Hilarious hijinks and hoofball? The real story of Wimbledon's Crazy Gang

Think you know everything about the original Wimbledon's rise to the top? Think again. Basset, Noades, Sanchez and Fairweather tell FFT the inside story...

It’s funny how things work out.

AFC Wimbledon's underdog tale bears all the hallmarks of a unique, triumph-over-adversity potboiler, with a victorious march through the non-league divisions taking them to within swinging distance of the club owners who took away their team in the first place. At first, playing MK Dons was a dream; the reality was all about survival. Now they've managed both, it's onto bigger things – promotion to the third tier is the long-term aim, but first, this weekend's FA Cup repeat of the 1988 Final in which the Dons conquered Liverpool against all odds.

But the truth is, this story isn’t unique at all.
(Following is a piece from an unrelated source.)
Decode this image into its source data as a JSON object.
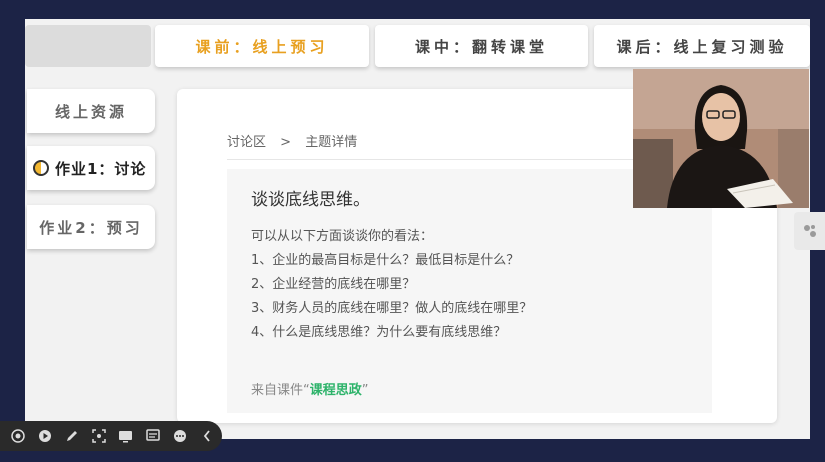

In fact, it happened to the very same outfit over 30 years ago: the original Wimbledon achieved a near-identical feat when they 
were elected to the Football League in 1977.

AFC will have to go some to match the achievements of Wimbledon Mk1. Within nine years of earning election to the Football League, they had charged all the way up to the top flight.

If their arrival in the old First Division was seen as something of a shock, victories against the likes of Liverpool, Tottenham, Manchester United and Aston Villa, culminating in a sixth-place finish – a position worthy of a place in Europe today – and subsequently an FA Cup victory, was the stuff of pure fantasy.

“We were a fairy tale, but our fairy tale was supposed to end with us going straight back down,” says legendary Dons manager Dave ‘Harry’ Bassett. “That didn’t happen and nobody liked the fact that little Wimbledon came up and managed to stay up. By the end 
of that first season in the top flight, we were like a wasp in the room to the division’s other teams.”

“Our floodlights were crap”

The early blueprints for Wimbledon’s successes were drawn up by former chairman Ron Noades, who would later own Crystal Palace and secure Wimbledon's controversial groundsharing move there when they left Plough Lane in 1991.

Already an amateur team of some repute since forming in 1889, the Dons turned semi-pro in 1964/65 on entering the old Southern League (at non-league’s highest regional tier). They became the first non-league team that century to beat a top-flight club in the FA Cup, when Burnley were dispatched at Turf Moor in the 1974/75 season.

In the next round they drew with champions Leeds at Elland Road before losing the replay. That season, they won the Southern League, retaining it in 1976 and again in 1977. The Dons were banging at the door of the Football League.

Noades later managed Brentford on a full-time basis

However, in the years before automatic promotion, getting elected to the old boys' club wasn’t easy. Wimbledon had to prove they were capable hosts for pro football – which is where Noades’ entrepreneurial skill came in.

“Our floodlights were crap,” he explains. “When we produced a brochure to assist our promotion campaign I put a picture of an evening game in there with the lights on. Underneath I wrote, ‘An evening game at Plough Lane showing the quality of the floodlights’. Everybody read it as meaning they were fantastic when they were awful. There was a lot of kidology involved.”

It worked: Wimbledon were elected and the Crazy Gang was born, though they were soon to experience the first hiccups that arrive with the first flushes of professionalism.

Defender Dave Donaldson, for example, had signed from Walton & Hersham and was on £14 a week; he’d previously supplemented his income with a well-paid job at British Airways. To keep him happy initially, the club – and BA – created a timetable which allowed him to fulfil both roles.

Donaldson (right) juggled a job for British Airways with his Wimbledon career

By the time the Dons were preparing to play in the Fourth Division in 1977, everyone in the team was on a full-time contract – everyone, that is, apart from Donaldson. At 36, and with little else to fall back on, he was reluctant to abandon his post-football career. The club kept him on, however, and Donaldson maintained an air of professionalism: if he was ever stuck in London and looking unlikely to make an evening kick-off in some faraway corner of the north, he’d hop on a plane to get there.

But even as they played their first games in Division Four, Noades realised the club would be unable to compete in the transfer market – so he set up a youth development programme. “We didn’t have a lot of money,” he says. “A lot of our team that did so well in the First Division came from our youth system,” says Bassett. “We had an academy before they became fashionable.”